Task details: Would you please copy every line from the records that contains the word "notes"?
Top of Records shown
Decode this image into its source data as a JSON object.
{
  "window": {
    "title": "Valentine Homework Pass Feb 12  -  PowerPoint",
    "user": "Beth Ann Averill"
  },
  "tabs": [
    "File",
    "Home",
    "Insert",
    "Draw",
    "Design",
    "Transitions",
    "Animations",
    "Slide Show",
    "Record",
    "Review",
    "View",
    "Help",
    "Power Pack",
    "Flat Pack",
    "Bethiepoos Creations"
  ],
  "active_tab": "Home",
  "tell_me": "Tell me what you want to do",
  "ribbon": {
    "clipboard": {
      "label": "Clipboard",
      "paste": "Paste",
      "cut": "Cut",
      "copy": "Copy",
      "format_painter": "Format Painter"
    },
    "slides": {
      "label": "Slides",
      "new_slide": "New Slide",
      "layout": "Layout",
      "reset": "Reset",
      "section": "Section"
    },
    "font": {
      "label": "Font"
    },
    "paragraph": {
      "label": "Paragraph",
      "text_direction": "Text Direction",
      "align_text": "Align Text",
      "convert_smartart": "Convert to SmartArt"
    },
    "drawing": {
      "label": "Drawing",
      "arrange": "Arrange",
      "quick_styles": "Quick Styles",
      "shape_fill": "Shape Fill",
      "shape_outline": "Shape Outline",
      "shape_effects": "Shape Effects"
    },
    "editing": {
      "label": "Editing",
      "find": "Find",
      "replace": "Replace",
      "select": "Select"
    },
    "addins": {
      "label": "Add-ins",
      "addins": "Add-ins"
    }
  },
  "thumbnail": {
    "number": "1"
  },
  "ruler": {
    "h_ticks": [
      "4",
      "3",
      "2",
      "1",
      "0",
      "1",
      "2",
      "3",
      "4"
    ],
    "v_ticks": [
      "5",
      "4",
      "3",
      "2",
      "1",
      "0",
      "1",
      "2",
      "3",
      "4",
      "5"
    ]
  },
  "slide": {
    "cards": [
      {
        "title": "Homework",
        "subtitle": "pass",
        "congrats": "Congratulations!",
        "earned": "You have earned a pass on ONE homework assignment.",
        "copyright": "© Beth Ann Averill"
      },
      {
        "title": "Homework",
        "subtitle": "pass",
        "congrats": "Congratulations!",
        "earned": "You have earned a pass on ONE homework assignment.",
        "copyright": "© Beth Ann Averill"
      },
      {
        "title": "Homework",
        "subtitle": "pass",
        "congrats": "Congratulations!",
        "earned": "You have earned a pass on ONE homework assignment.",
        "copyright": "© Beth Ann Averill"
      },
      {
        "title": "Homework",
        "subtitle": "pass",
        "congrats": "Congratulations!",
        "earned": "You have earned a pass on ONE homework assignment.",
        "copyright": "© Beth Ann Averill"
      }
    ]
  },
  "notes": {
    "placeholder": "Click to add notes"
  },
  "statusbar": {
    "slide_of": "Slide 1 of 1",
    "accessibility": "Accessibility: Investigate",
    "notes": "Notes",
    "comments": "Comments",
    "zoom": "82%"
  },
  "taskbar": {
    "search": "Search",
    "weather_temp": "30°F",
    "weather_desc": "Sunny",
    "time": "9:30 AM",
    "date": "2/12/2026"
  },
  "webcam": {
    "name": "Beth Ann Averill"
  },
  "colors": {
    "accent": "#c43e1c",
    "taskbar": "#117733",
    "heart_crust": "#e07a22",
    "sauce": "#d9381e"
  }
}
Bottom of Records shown
Response box:
  "notes": {
    "placeholder": "Click to add notes"
    "notes": "Notes",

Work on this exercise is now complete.